Sadly, that confidence (if it even appears) will extract a heavy price. The humanities are being driven to extinction by a ruthless pragmatism, by the academy’s marriage of the corporate business model with advocacy teaching, and by a denial of the literary experience altogether. Professor John Ellis recently wrote:
There was a time when “save the humanities” would have been an appropriate cry, but that was years ago, when they were being dismantled in one department after another and replaced with the intellectual triviality and sheer boredom of endlessly repetitive Marxist identity politics, as cowardly administrators looked on and did nothing. The poverty of intellectual content was masked by an elaborate jargon, but that only made things worse: the remade programs became the laughing stock of their campuses. But now the day of reckoning has arrived. Enrollments have collapsed, to the point where the smaller departments face extinction. Those enrollments are sinking not because students don’t value the humanities, but because they do.
Ellis nails it. Many students do still want what literature does—enchantment, beauty, refuge, enlargement, thralldom—but they can’t find it anymore in most college literature classes. Yet given the chance, Cara had been so exalted by reading literature as literature that she made a profound commitment to it by inscribing Kafka’s beguiling ambiguity, in her own hand, on her own flesh.
We hear talk of a higher education “bubble,” student loans, and worthless degrees, but the loss of the formative encounter with vital texts may be the biggest rip-off of all. The poet John Haines wrote that “the world is dominated by machines and their products, things which looked at objectively are incapable of self-sustained life and of passion. In any valid sense, the world most modern people live in is dead.”
I don’t believe students want to live in the dead world of screens, apps, and Facebook. Given the chance, they are drawn to the life of the mind. Running a Great Books program at a community college, I have again and again encountered students (including some who already have their BA degrees) angry at not having had the opportunity to experience deep reading of great books in their previous education.
Walking across the dark, deserted Princeton campus, I realized that the humanities will survive only if the students themselves demand it. It will take an army of Caras and Youjins, defying conventional wisdom and the academy’s bleak, inhuman instrumentalism. Given the chance, they will choose The Word because The Word gives life.

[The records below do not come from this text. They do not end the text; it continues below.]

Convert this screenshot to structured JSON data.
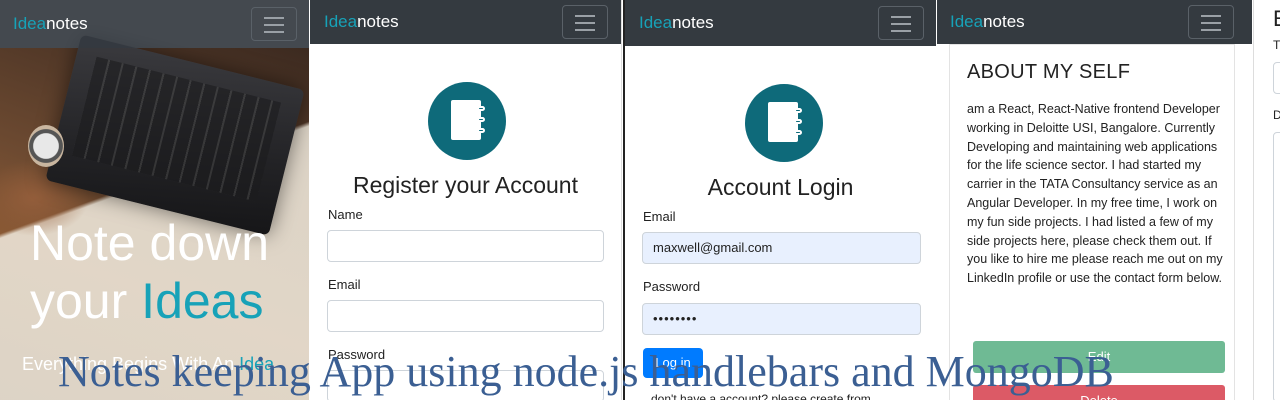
{
  "brand": {
    "accent": "Idea",
    "rest": "notes"
  },
  "colors": {
    "navbar": "#343a40",
    "accent": "#17a2b8",
    "logo": "#0e6a7a",
    "primary": "#007bff",
    "success": "#6fba94",
    "danger": "#dc5a66",
    "caption": "#3b5f93"
  },
  "icons": {
    "menu": "hamburger-icon",
    "logo": "notebook-icon"
  },
  "hero": {
    "title_line1": "Note down",
    "title_line2_plain": "your",
    "title_line2_accent": "Ideas",
    "subtitle_plain": "Everything Begins With An",
    "subtitle_accent": "Idea"
  },
  "register": {
    "title": "Register your Account",
    "name_label": "Name",
    "email_label": "Email",
    "password_label": "Password"
  },
  "login": {
    "title": "Account Login",
    "email_label": "Email",
    "email_value": "maxwell@gmail.com",
    "password_label": "Password",
    "password_value": "••••••••",
    "button": "Log in",
    "footer_text": "don't have a account? please create from"
  },
  "about": {
    "title": "ABOUT MY SELF",
    "text": "am a React, React-Native frontend Developer working in Deloitte USI, Bangalore. Currently Developing and maintaining web applications for the life science sector. I had started my carrier in the TATA Consultancy service as an Angular Developer. In my free time, I work on my fun side projects. I had listed a few of my side projects here, please check them out. If you like to hire me please reach me out on my LinkedIn profile or use the contact form below.",
    "edit_button": "Edit",
    "delete_button": "Delete"
  },
  "partial": {
    "heading": "E",
    "label1": "T",
    "label2": "D"
  },
  "caption": "Notes keeping App using node.js handlebars and MongoDB"
}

As Kafka said, “Life’s splendor forever lies in wait about each one of us in all its fullness, but veiled from view, deep down, invisible, far off. It is there, though, not hostile, not reluctant, not deaf. If you summon it by the right word, by its right name, it will come.”